▶ TASK PROMPT
Please go through the records below and return every line holding the word "this".

+++ PROVIDED ENTRIES

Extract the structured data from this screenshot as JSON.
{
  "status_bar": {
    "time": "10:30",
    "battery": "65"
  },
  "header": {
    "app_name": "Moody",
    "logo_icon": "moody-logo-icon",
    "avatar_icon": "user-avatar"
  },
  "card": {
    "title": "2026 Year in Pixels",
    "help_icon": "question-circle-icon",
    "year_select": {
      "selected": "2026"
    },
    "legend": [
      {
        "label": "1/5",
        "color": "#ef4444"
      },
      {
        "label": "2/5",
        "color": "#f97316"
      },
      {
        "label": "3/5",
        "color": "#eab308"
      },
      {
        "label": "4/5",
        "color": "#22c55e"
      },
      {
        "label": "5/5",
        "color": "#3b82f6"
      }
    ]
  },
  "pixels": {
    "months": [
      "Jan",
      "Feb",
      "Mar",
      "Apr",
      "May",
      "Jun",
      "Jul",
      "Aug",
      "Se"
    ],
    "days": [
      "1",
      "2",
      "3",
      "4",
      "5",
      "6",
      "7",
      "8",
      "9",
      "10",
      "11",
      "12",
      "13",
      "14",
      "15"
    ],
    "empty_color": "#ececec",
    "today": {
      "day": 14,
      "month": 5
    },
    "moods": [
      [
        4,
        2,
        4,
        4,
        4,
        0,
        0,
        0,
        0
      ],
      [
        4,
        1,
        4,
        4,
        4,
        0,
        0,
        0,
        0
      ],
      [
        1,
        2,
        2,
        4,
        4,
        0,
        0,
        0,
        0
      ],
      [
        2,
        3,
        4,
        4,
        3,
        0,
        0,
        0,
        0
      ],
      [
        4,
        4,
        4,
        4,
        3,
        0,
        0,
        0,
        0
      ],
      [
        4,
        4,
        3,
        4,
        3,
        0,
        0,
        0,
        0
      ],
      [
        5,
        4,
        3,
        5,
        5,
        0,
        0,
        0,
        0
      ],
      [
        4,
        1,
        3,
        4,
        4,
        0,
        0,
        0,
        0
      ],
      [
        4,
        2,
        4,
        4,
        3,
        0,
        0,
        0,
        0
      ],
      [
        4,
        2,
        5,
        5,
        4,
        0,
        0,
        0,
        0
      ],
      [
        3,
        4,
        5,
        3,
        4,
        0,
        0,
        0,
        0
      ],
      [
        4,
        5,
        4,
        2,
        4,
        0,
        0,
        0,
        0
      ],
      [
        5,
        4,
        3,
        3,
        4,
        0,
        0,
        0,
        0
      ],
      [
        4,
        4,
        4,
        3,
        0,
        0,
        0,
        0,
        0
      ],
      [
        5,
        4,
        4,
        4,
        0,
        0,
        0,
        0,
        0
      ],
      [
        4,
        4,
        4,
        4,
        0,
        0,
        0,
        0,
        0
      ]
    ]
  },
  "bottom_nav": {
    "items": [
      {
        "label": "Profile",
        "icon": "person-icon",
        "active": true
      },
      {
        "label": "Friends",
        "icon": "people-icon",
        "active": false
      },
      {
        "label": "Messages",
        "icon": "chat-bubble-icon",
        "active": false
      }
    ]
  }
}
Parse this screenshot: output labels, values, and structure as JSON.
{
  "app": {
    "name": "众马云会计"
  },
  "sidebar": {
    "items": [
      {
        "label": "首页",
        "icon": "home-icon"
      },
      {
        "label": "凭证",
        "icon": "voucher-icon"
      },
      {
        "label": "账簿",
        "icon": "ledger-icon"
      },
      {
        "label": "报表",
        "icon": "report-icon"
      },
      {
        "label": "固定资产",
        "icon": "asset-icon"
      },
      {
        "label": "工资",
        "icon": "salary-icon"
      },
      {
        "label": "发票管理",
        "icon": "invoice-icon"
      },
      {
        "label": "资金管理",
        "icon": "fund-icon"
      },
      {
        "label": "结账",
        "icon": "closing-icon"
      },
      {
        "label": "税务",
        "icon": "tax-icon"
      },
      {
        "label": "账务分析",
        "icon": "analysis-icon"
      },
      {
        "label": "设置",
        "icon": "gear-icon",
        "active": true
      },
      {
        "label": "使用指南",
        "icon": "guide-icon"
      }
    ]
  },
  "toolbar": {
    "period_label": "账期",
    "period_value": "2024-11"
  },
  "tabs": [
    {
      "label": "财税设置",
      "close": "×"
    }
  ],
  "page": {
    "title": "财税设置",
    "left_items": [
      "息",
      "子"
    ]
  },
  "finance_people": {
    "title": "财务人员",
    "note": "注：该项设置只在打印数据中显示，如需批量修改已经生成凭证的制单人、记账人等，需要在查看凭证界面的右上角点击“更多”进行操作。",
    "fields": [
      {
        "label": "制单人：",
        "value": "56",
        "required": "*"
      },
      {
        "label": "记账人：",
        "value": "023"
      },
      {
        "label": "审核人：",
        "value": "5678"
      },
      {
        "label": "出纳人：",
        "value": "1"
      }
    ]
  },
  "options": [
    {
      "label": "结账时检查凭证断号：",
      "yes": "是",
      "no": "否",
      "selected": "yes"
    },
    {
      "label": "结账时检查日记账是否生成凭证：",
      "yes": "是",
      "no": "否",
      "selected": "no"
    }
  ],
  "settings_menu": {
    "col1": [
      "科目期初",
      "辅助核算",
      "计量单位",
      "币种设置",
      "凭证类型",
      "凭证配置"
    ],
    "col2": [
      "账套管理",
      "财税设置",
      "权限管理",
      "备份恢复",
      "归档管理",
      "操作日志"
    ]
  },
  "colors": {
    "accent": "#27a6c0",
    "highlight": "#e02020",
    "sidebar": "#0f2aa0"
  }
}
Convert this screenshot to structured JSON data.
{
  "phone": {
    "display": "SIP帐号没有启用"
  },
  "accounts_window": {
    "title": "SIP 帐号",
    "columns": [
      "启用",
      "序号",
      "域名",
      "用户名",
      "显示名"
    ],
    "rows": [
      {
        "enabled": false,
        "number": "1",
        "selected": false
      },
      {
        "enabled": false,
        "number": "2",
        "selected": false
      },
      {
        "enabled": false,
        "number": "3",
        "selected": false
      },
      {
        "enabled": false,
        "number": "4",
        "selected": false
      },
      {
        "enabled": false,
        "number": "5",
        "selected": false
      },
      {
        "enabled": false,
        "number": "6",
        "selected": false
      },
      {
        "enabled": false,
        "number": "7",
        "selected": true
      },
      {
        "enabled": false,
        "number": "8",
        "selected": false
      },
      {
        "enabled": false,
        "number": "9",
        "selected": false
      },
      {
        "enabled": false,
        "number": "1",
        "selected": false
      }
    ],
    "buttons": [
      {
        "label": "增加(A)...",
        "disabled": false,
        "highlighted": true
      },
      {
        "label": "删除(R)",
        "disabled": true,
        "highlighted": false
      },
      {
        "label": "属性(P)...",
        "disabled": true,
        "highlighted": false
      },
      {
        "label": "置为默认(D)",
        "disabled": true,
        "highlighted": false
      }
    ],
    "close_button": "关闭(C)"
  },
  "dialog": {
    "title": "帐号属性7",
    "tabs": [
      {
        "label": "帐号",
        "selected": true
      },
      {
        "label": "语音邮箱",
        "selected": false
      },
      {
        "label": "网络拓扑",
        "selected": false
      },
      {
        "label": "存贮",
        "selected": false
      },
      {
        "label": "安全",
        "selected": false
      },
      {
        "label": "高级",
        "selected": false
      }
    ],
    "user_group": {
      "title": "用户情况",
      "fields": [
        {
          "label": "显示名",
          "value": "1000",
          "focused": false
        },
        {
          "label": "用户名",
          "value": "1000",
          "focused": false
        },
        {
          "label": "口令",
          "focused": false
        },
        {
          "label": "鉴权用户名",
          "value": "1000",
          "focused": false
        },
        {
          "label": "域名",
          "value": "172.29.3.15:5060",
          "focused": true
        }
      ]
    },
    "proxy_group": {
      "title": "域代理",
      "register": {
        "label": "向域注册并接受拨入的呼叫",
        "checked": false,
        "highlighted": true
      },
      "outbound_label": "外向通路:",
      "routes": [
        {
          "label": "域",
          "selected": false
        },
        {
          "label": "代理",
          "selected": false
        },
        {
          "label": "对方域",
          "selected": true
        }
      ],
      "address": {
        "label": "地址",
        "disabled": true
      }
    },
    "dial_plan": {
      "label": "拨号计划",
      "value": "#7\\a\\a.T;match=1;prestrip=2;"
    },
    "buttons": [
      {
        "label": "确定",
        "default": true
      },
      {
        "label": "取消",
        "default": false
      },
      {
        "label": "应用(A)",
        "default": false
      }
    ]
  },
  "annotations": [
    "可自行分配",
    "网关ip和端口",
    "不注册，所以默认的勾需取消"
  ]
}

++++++

▶ THE COMPLETED TASK
Extract the structured data from this screenshot as JSON.
Parse this screenshot: output labels, values, and structure as JSON.
Convert this screenshot to structured JSON data.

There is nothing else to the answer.